This past week was a frenzy with the bill filing deadline looming on March 8th and lawmakers working feverishly to get their bills in the hopper before the cut-off date.
This past week was a frenzy with the bill filing deadline looming on March 8th and lawmakers working feverishly to get their bills in the hopper before the cut-off date. Now that the constitutionally required 60-day waiting period is over for passing bills, the Texas House will begin to take action as a collective body on the House floor. With over 4,000 House bills filed for consideration this session, it's safe to say that the workload in the Texas House will dramatically increase over the next several weeks and months. If you would like more information about bills that have been filed, please visit the Texas House website at www.house.texas.gov. Please know that I value your input, and always consider the feedback I have received from the district each time I cast my vote.
With that, here's the latest update from your State Capitol. . .
This week I filed a bill that I believe is long overdue. The bill, House Bill 3975, would provide a "thirteenth check" to our retired educators who haven't had a cost of living adjustment in well over a decade. As Texans, we owe our teachers a tremendous debt of gratitude for their years of service to our students and to our state. Recognizing that over 95% of our educators don’t receive any Social Security benefits and rely, in most cases, exclusively on their monthly annuity check to live and make ends meet, this bill would provide them with an extra monthly annuity check up to a specified amount.
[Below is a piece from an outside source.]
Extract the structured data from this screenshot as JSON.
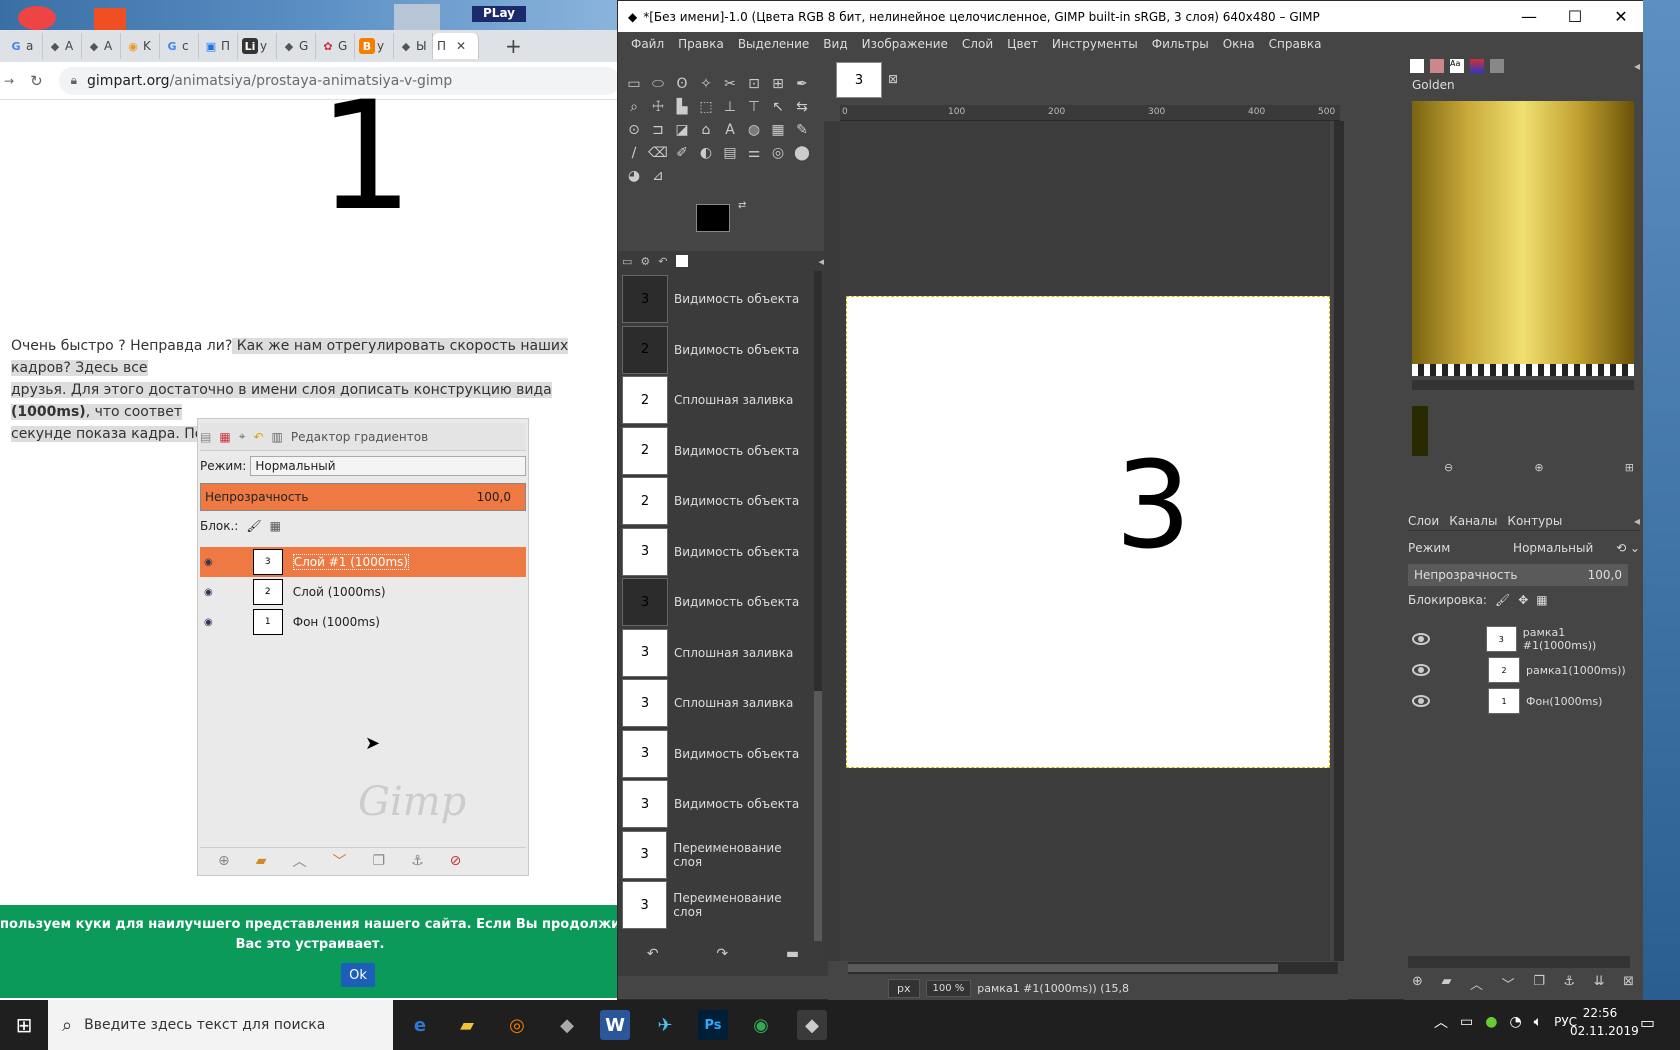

While this issue isn’t new, I’ve had productive conversations with our House leadership about this bill and I'm hopeful this session we can once again do something to provide our retired educators with a long-awaited cost of living adjustment.
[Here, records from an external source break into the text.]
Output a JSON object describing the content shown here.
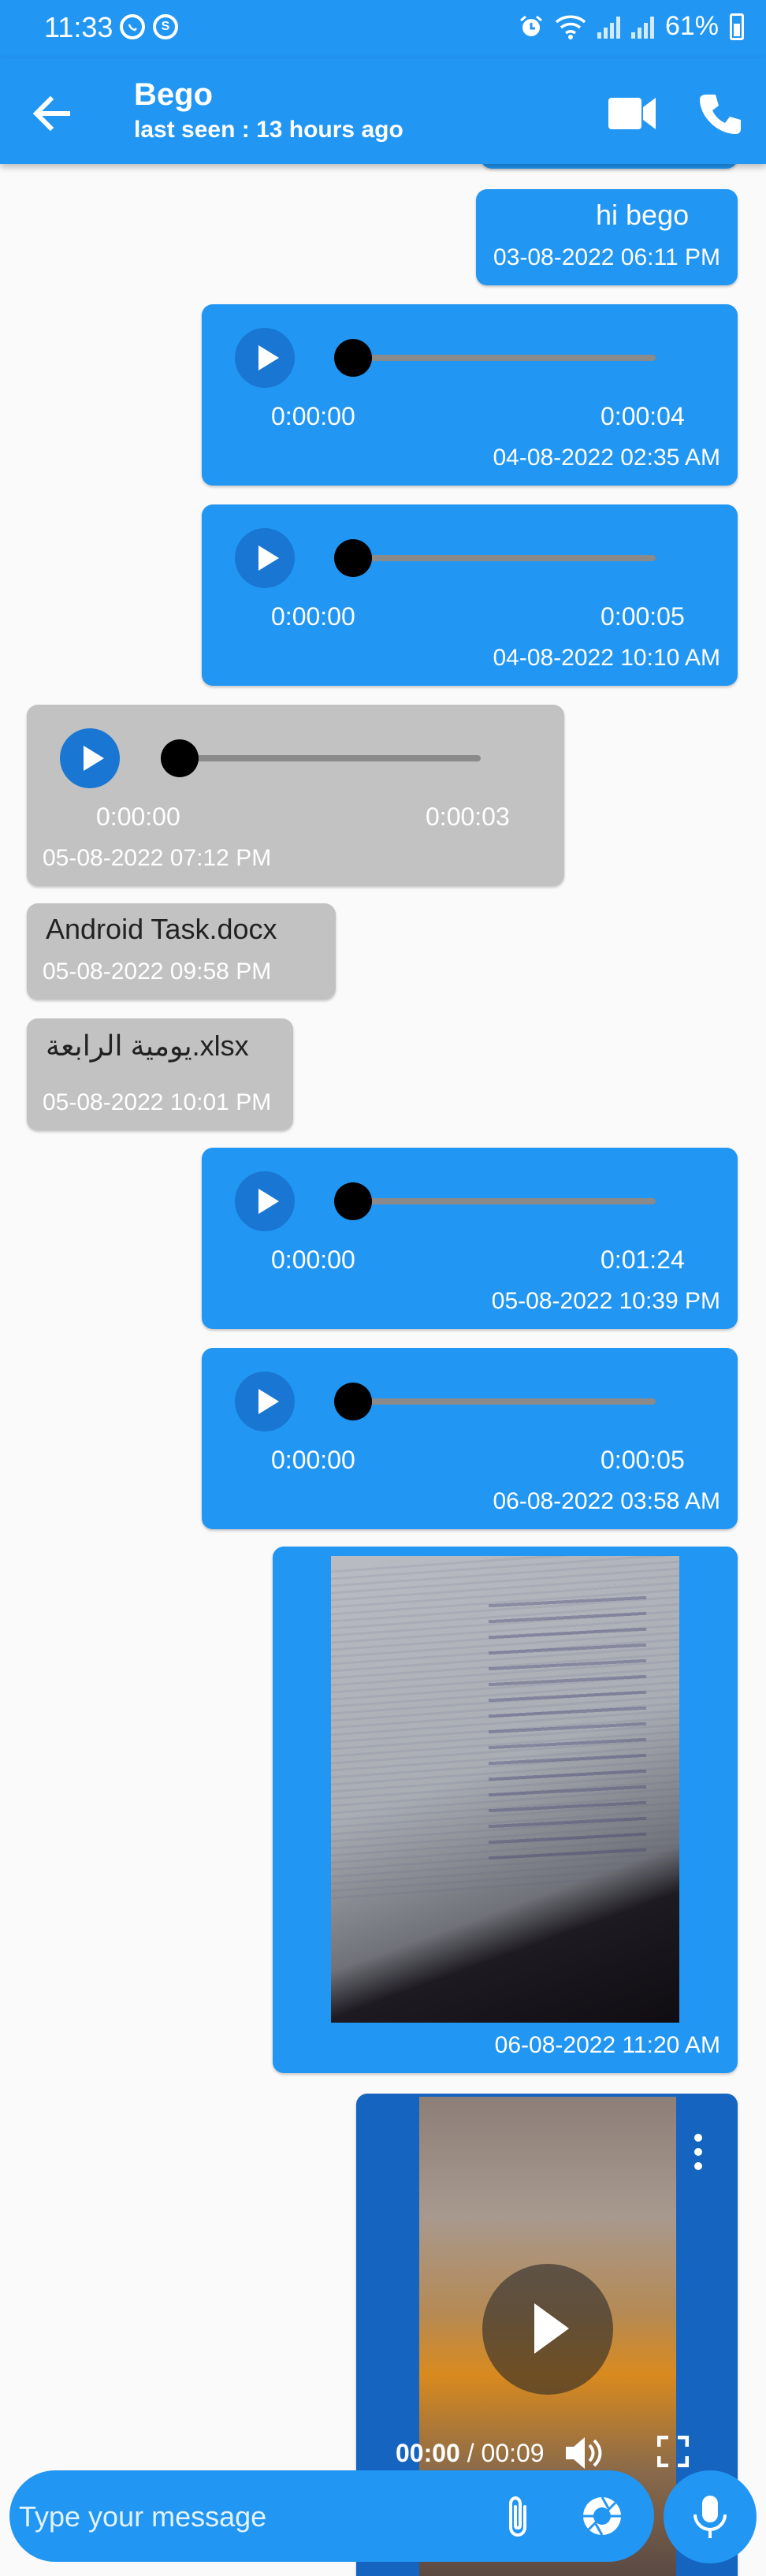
{
  "status_bar": {
    "time": "11:33",
    "battery": "61%",
    "icons": [
      "whatsapp-icon",
      "shield-s-icon",
      "alarm-icon",
      "wifi-icon",
      "signal-icon",
      "signal-icon",
      "battery-icon"
    ]
  },
  "app_bar": {
    "contact_name": "Bego",
    "last_seen": "last seen : 13 hours ago",
    "actions": [
      "back-arrow-icon",
      "video-call-icon",
      "phone-call-icon"
    ]
  },
  "messages": [
    {
      "type": "text",
      "direction": "sent",
      "text": "hi bego",
      "time": "03-08-2022 06:11 PM"
    },
    {
      "type": "audio",
      "direction": "sent",
      "position": "0:00:00",
      "duration": "0:00:04",
      "time": "04-08-2022 02:35 AM",
      "progress": 0
    },
    {
      "type": "audio",
      "direction": "sent",
      "position": "0:00:00",
      "duration": "0:00:05",
      "time": "04-08-2022 10:10 AM",
      "progress": 0
    },
    {
      "type": "audio",
      "direction": "received",
      "position": "0:00:00",
      "duration": "0:00:03",
      "time": "05-08-2022 07:12 PM",
      "progress": 0
    },
    {
      "type": "file",
      "direction": "received",
      "text": "Android Task.docx",
      "time": "05-08-2022 09:58 PM"
    },
    {
      "type": "file",
      "direction": "received",
      "text": "يومية الرابعة.xlsx",
      "time": "05-08-2022 10:01 PM"
    },
    {
      "type": "audio",
      "direction": "sent",
      "position": "0:00:00",
      "duration": "0:01:24",
      "time": "05-08-2022 10:39 PM",
      "progress": 0
    },
    {
      "type": "audio",
      "direction": "sent",
      "position": "0:00:00",
      "duration": "0:00:05",
      "time": "06-08-2022 03:58 AM",
      "progress": 0
    },
    {
      "type": "image",
      "direction": "sent",
      "time": "06-08-2022 11:20 AM"
    },
    {
      "type": "video",
      "direction": "sent",
      "current": "00:00",
      "total": "/ 00:09"
    }
  ],
  "composer": {
    "placeholder": "Type your message",
    "icons": [
      "attach-icon",
      "camera-icon",
      "mic-icon"
    ]
  },
  "colors": {
    "primary": "#2196f3",
    "play_button": "#1976d2",
    "received_bubble": "#c2c2c2",
    "background": "#fafafa"
  }
}
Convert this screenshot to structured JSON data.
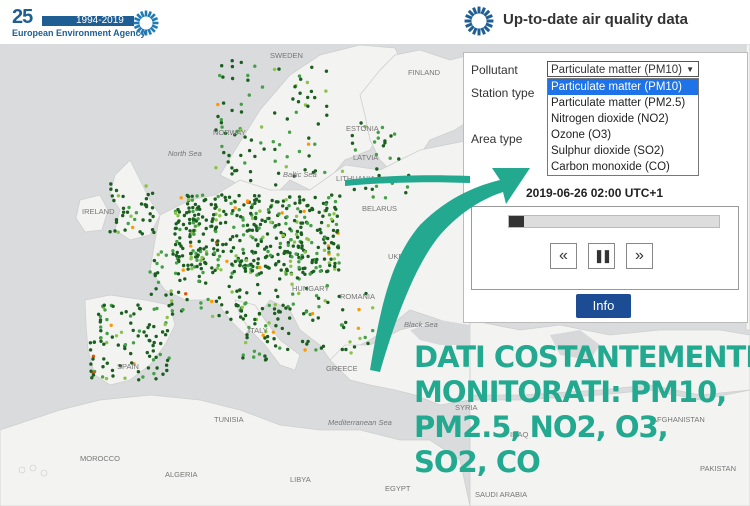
{
  "header": {
    "logo_number": "25",
    "logo_years": "1994-2019",
    "agency_name": "European Environment Agency",
    "app_title": "Up-to-date air quality data"
  },
  "map": {
    "labels": [
      {
        "text": "SWEDEN",
        "italic": false
      },
      {
        "text": "FINLAND",
        "italic": false
      },
      {
        "text": "NORWAY",
        "italic": false
      },
      {
        "text": "ESTONIA",
        "italic": false
      },
      {
        "text": "LATVIA",
        "italic": false
      },
      {
        "text": "LITHUANIA",
        "italic": false
      },
      {
        "text": "North Sea",
        "italic": true
      },
      {
        "text": "Baltic Sea",
        "italic": true
      },
      {
        "text": "IRELAND",
        "italic": false
      },
      {
        "text": "BELARUS",
        "italic": false
      },
      {
        "text": "UKRAINE",
        "italic": false
      },
      {
        "text": "HUNGARY",
        "italic": false
      },
      {
        "text": "ROMANIA",
        "italic": false
      },
      {
        "text": "Black Sea",
        "italic": true
      },
      {
        "text": "ITALY",
        "italic": false
      },
      {
        "text": "SPAIN",
        "italic": false
      },
      {
        "text": "GREECE",
        "italic": false
      },
      {
        "text": "TUNISIA",
        "italic": false
      },
      {
        "text": "Mediterranean Sea",
        "italic": true
      },
      {
        "text": "MOROCCO",
        "italic": false
      },
      {
        "text": "ALGERIA",
        "italic": false
      },
      {
        "text": "LIBYA",
        "italic": false
      },
      {
        "text": "EGYPT",
        "italic": false
      },
      {
        "text": "SYRIA",
        "italic": false
      },
      {
        "text": "IRAQ",
        "italic": false
      },
      {
        "text": "AFGHANISTAN",
        "italic": false
      },
      {
        "text": "PAKISTAN",
        "italic": false
      },
      {
        "text": "SAUDI ARABIA",
        "italic": false
      }
    ]
  },
  "panel": {
    "pollutant_label": "Pollutant",
    "station_type_label": "Station type",
    "area_type_label": "Area type",
    "pollutant_selected": "Particulate matter (PM10)",
    "pollutant_options": [
      "Particulate matter (PM10)",
      "Particulate matter (PM2.5)",
      "Nitrogen dioxide (NO2)",
      "Ozone (O3)",
      "Sulphur dioxide (SO2)",
      "Carbon monoxide (CO)"
    ],
    "timestamp": "2019-06-26 02:00 UTC+1",
    "progress_fraction": 0.07,
    "rewind_label": "«",
    "pause_label": "❚❚",
    "forward_label": "»",
    "info_label": "Info"
  },
  "overlay": {
    "lines": [
      "DATI COSTANTEMENTE",
      "MONITORATI: PM10,",
      "PM2.5, NO2, O3,",
      "SO2, CO"
    ]
  },
  "colors": {
    "brand_blue": "#1f5e93",
    "accent_teal": "#22a98f",
    "info_button": "#1c4c93",
    "dot_dark_green": "#1b5e20",
    "dot_green": "#43a047",
    "dot_light_green": "#8bc34a",
    "dot_orange": "#ff9800",
    "dot_red": "#e65100"
  }
}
In a similar fashion, the Texas House recently unveiled a bold proposal towards addressing a broken and inequitable school finance system. The legislation, House Bill 3, has tremendous bi-partisan support and is the product of over 12 months of extensive debate and discussion from school finance experts, legislators, superintendents, and teachers, including some from House District 57. The bill would add over $9 billion in new state funding directly to classrooms all across the state and would, among other things: raise the basic allotment per student, enhance PreK funding, and increase the minimum salary for teachers. Further, by increasing the state's share of public education funding, this proposal would help reduce the local tax burden placed on home and property owners to foot the bill for public education. As a co-author, and member of the committee tasked with vetting this legislation, I look forward to continuing the work to improve our broken school funding system by prioritizing investments that support classrooms, greater equity, local control and tax reform.